What to produce -
Filter these entries down to the lines that hold the word "desc", and show each of them.

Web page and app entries
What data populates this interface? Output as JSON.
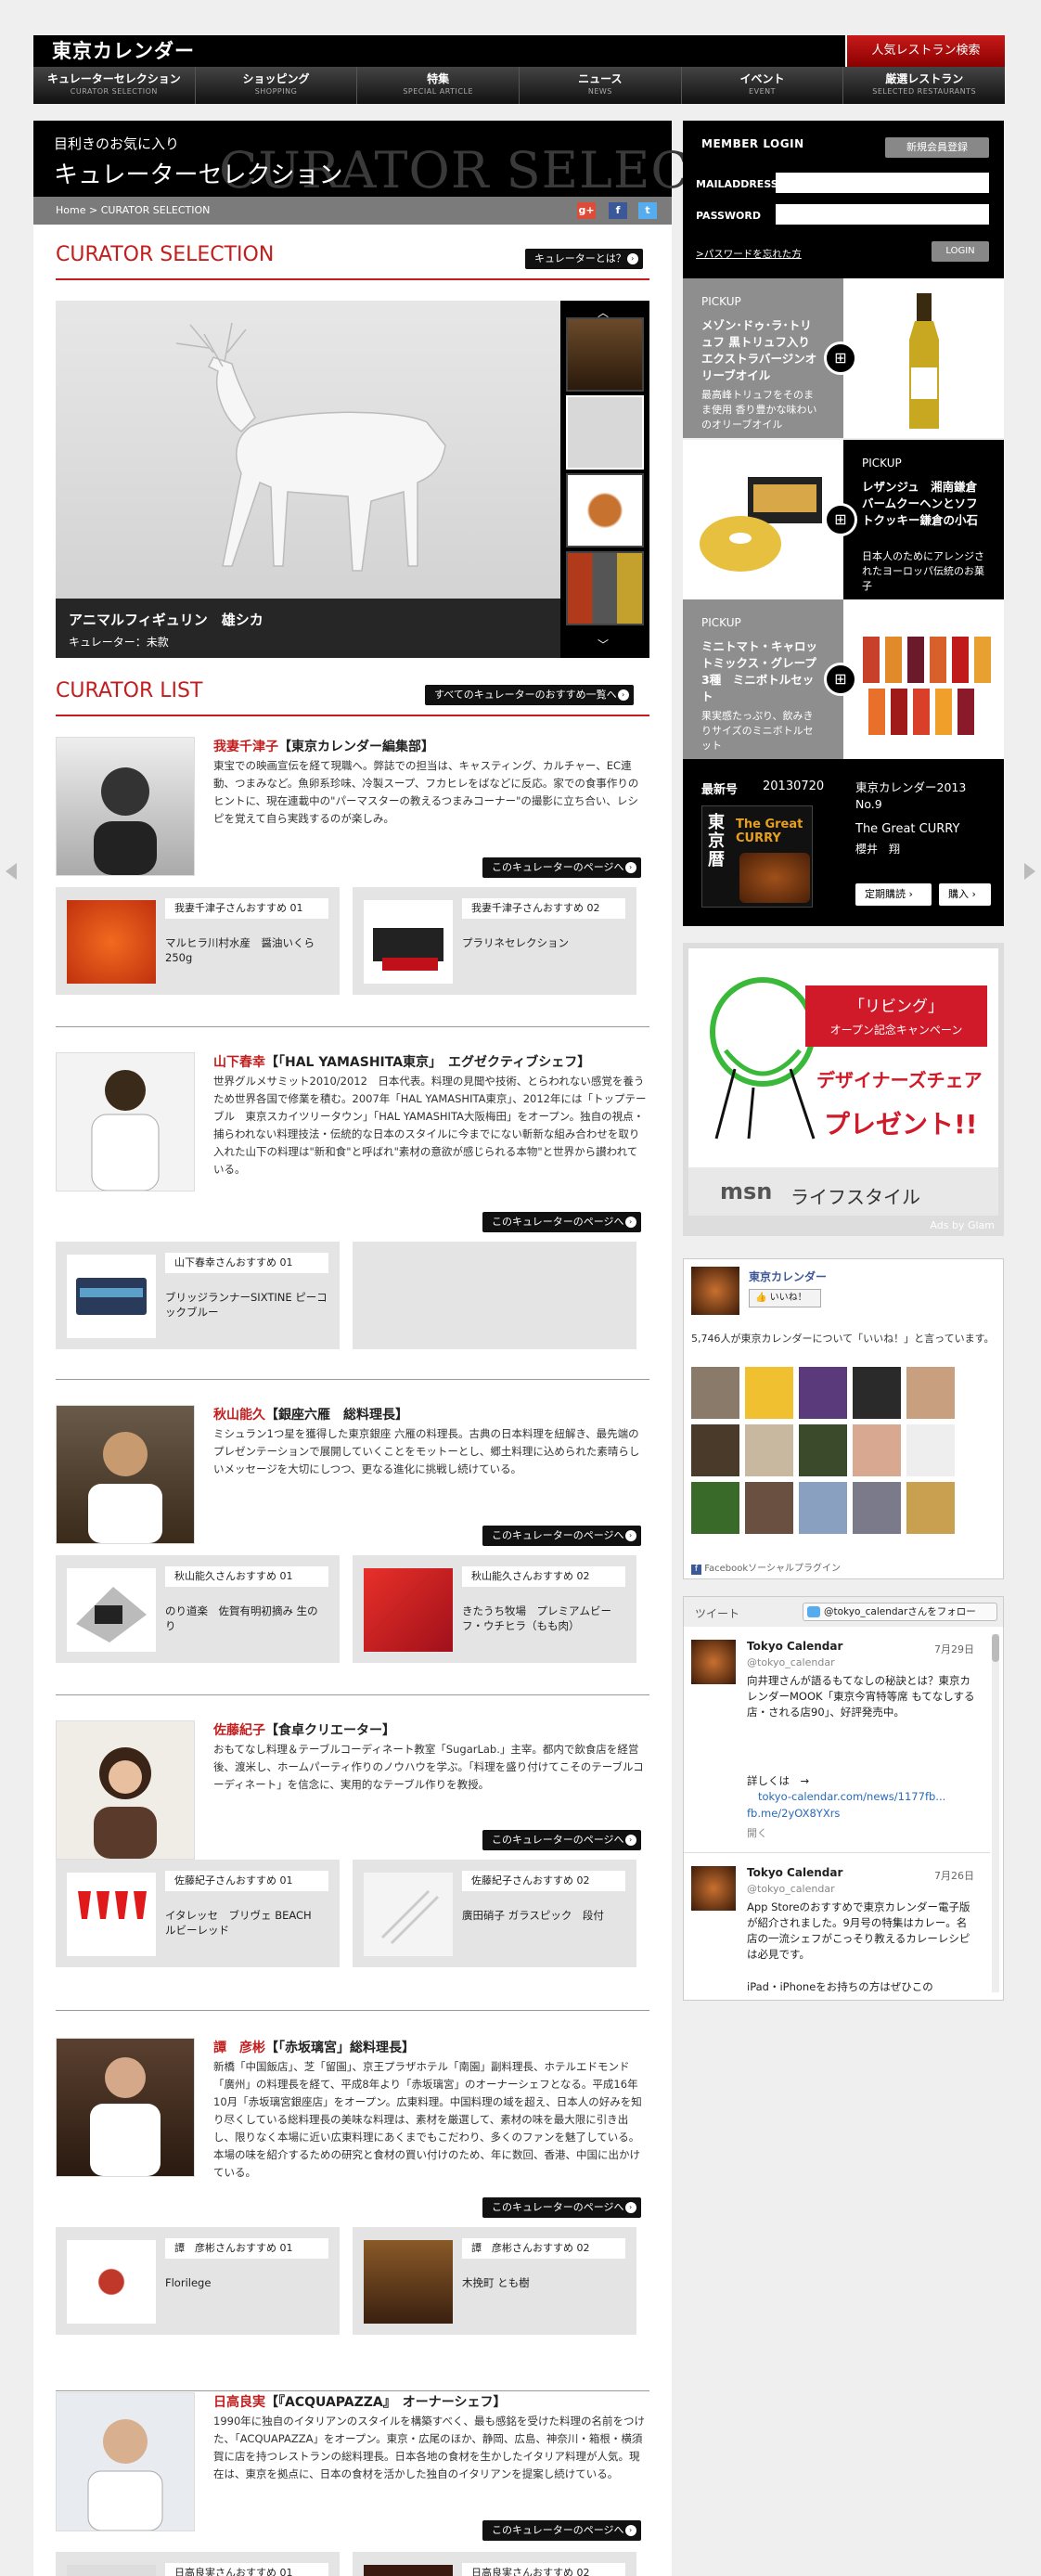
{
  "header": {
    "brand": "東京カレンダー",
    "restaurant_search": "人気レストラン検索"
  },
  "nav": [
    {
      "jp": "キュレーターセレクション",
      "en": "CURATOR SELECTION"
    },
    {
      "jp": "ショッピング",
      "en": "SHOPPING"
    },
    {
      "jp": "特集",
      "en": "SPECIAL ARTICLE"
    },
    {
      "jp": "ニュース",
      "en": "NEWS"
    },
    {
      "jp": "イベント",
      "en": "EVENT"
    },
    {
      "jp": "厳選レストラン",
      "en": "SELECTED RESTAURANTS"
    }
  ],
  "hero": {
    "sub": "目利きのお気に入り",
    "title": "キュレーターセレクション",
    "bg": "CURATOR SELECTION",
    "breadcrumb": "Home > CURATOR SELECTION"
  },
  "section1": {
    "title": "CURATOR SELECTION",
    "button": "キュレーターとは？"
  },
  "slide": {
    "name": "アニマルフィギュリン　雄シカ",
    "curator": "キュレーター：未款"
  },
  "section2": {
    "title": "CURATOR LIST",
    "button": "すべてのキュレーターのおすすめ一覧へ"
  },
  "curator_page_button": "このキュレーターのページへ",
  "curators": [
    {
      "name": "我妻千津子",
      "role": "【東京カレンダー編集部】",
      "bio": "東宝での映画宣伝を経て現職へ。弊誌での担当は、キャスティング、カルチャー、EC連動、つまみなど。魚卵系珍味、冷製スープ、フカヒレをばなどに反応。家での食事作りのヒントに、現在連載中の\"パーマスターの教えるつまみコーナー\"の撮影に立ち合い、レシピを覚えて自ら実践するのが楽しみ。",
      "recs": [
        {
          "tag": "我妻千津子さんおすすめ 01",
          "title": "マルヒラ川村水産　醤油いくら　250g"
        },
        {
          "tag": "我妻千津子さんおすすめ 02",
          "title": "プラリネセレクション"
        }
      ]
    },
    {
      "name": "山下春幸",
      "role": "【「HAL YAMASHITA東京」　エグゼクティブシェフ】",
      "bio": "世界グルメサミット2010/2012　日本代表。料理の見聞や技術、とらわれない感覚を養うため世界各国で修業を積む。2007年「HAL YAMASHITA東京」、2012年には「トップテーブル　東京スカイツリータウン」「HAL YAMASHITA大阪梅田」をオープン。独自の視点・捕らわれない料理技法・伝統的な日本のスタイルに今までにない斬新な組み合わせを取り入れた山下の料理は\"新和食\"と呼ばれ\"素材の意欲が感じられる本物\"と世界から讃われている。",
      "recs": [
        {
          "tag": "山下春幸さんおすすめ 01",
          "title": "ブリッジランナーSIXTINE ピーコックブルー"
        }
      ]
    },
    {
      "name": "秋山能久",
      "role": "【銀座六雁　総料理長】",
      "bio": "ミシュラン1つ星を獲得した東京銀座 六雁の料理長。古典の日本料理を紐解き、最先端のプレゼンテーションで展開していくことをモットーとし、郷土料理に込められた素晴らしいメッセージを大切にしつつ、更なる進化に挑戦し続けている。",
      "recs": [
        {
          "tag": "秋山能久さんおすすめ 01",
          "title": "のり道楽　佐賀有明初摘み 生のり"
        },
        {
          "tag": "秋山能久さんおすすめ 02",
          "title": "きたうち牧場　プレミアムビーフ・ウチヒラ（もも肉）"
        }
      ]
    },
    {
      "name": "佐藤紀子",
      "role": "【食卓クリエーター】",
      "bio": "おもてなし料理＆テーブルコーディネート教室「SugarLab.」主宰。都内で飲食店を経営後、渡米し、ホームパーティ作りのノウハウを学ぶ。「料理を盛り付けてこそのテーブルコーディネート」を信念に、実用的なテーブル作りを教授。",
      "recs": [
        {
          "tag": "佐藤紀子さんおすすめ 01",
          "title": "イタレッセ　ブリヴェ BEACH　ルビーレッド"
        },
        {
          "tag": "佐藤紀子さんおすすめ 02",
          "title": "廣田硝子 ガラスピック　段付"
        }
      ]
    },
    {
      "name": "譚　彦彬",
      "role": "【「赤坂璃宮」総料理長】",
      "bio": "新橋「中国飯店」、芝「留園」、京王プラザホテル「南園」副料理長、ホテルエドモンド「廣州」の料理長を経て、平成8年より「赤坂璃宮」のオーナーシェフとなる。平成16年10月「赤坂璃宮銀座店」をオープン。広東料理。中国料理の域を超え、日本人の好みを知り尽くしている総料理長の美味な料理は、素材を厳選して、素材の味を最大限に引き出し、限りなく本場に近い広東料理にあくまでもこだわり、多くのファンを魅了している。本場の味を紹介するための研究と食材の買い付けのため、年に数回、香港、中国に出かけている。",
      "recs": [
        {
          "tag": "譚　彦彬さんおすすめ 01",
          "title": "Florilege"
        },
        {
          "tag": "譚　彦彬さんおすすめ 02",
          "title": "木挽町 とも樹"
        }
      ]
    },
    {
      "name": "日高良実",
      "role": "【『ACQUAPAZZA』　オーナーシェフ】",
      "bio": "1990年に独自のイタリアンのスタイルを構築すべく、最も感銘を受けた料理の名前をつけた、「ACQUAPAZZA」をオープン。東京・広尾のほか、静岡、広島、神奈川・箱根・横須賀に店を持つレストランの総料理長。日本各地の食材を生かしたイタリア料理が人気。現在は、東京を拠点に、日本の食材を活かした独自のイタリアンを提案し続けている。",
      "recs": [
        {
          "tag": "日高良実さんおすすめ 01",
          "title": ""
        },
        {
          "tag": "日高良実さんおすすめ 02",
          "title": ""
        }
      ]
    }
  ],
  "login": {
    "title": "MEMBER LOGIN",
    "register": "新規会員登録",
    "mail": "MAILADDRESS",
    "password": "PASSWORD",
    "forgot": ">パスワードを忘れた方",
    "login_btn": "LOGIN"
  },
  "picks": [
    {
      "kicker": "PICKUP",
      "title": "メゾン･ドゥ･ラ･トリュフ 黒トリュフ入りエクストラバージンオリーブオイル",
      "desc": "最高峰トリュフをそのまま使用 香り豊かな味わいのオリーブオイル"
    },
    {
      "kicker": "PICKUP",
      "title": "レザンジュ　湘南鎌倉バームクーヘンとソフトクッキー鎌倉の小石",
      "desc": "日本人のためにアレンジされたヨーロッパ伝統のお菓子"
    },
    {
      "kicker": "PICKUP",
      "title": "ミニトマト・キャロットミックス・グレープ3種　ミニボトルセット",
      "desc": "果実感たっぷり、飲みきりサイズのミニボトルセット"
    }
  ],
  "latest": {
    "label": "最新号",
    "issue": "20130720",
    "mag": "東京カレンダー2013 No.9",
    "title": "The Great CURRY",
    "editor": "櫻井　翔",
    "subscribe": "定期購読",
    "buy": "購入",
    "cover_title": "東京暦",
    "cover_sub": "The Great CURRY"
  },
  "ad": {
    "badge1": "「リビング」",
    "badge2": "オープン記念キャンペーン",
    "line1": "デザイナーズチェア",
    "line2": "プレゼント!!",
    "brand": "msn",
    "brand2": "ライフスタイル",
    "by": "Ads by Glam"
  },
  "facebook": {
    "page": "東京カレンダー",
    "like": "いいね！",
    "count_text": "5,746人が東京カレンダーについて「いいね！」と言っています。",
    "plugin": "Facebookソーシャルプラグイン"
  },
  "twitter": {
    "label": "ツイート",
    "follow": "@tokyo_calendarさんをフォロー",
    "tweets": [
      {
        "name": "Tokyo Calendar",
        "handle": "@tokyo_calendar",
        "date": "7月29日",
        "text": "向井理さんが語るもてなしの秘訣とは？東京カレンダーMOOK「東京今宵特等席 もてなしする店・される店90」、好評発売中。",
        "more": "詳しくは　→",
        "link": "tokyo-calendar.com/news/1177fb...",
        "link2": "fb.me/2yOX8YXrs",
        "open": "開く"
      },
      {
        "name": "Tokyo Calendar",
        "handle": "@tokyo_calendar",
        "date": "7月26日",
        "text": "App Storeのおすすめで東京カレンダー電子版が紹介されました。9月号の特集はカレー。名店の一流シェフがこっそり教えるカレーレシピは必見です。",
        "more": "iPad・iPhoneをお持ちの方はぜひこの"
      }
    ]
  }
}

Exercise output -
      "desc": "最高峰トリュフをそのまま使用 香り豊かな味わいのオリーブオイル"
      "desc": "日本人のためにアレンジされたヨーロッパ伝統のお菓子"
      "desc": "果実感たっぷり、飲みきりサイズのミニボトルセット"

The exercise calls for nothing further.